**WHAT THE TASK REQUIRES**. Return an exact copy of the entries, skipping any picture you find.
*** PROVIDED RECORDS Section Begins ***
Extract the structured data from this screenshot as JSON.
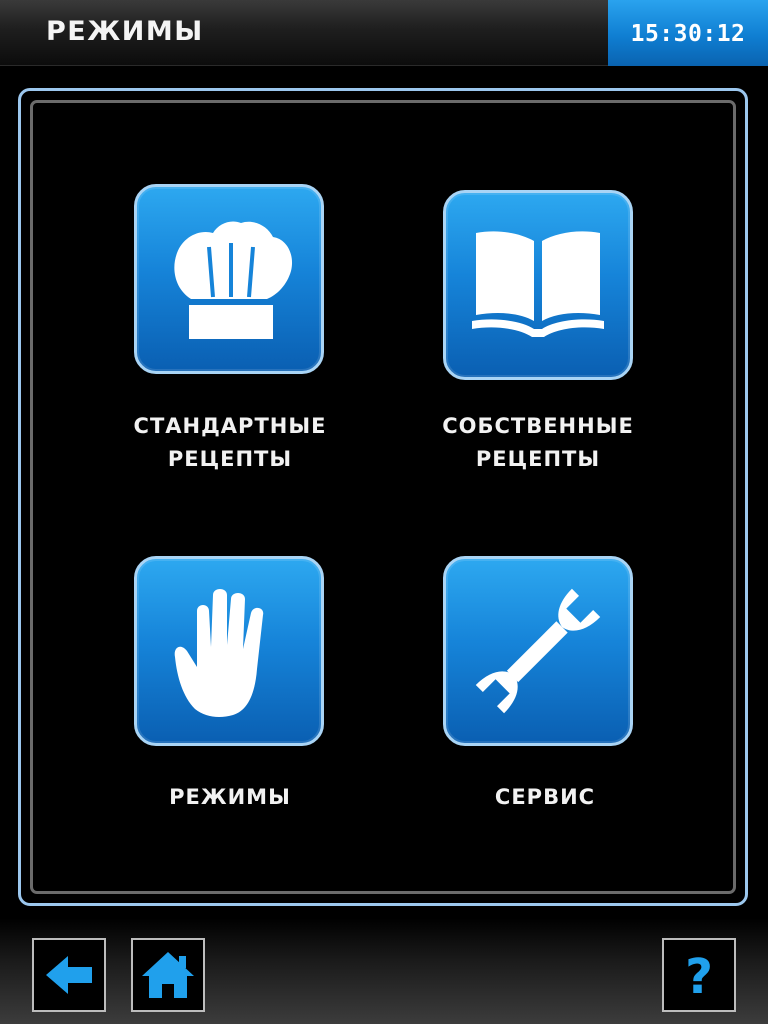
{
  "header": {
    "title": "РЕЖИМЫ",
    "time": "15:30:12"
  },
  "tiles": [
    {
      "icon": "chef-hat-icon",
      "label_line1": "СТАНДАРТНЫЕ",
      "label_line2": "РЕЦЕПТЫ"
    },
    {
      "icon": "open-book-icon",
      "label_line1": "СОБСТВЕННЫЕ",
      "label_line2": "РЕЦЕПТЫ"
    },
    {
      "icon": "hand-icon",
      "label_line1": "РЕЖИМЫ"
    },
    {
      "icon": "wrench-icon",
      "label_line1": "СЕРВИС"
    }
  ],
  "nav": {
    "back_icon": "back-arrow-icon",
    "home_icon": "home-icon",
    "help_icon": "help-icon",
    "help_symbol": "?"
  },
  "colors": {
    "accent": "#1684d9",
    "tile_border": "#a9d4f5",
    "frame_border": "#9cc7ee",
    "icon_blue": "#20a0ec"
  }
}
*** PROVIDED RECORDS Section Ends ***
**SOLUTION FOR THIS TASK**.
Extract the structured data from this screenshot as JSON.
{
  "header": {
    "title": "РЕЖИМЫ",
    "time": "15:30:12"
  },
  "tiles": [
    {
      "icon": "chef-hat-icon",
      "label_line1": "СТАНДАРТНЫЕ",
      "label_line2": "РЕЦЕПТЫ"
    },
    {
      "icon": "open-book-icon",
      "label_line1": "СОБСТВЕННЫЕ",
      "label_line2": "РЕЦЕПТЫ"
    },
    {
      "icon": "hand-icon",
      "label_line1": "РЕЖИМЫ"
    },
    {
      "icon": "wrench-icon",
      "label_line1": "СЕРВИС"
    }
  ],
  "nav": {
    "back_icon": "back-arrow-icon",
    "home_icon": "home-icon",
    "help_icon": "help-icon",
    "help_symbol": "?"
  },
  "colors": {
    "accent": "#1684d9",
    "tile_border": "#a9d4f5",
    "frame_border": "#9cc7ee",
    "icon_blue": "#20a0ec"
  }
}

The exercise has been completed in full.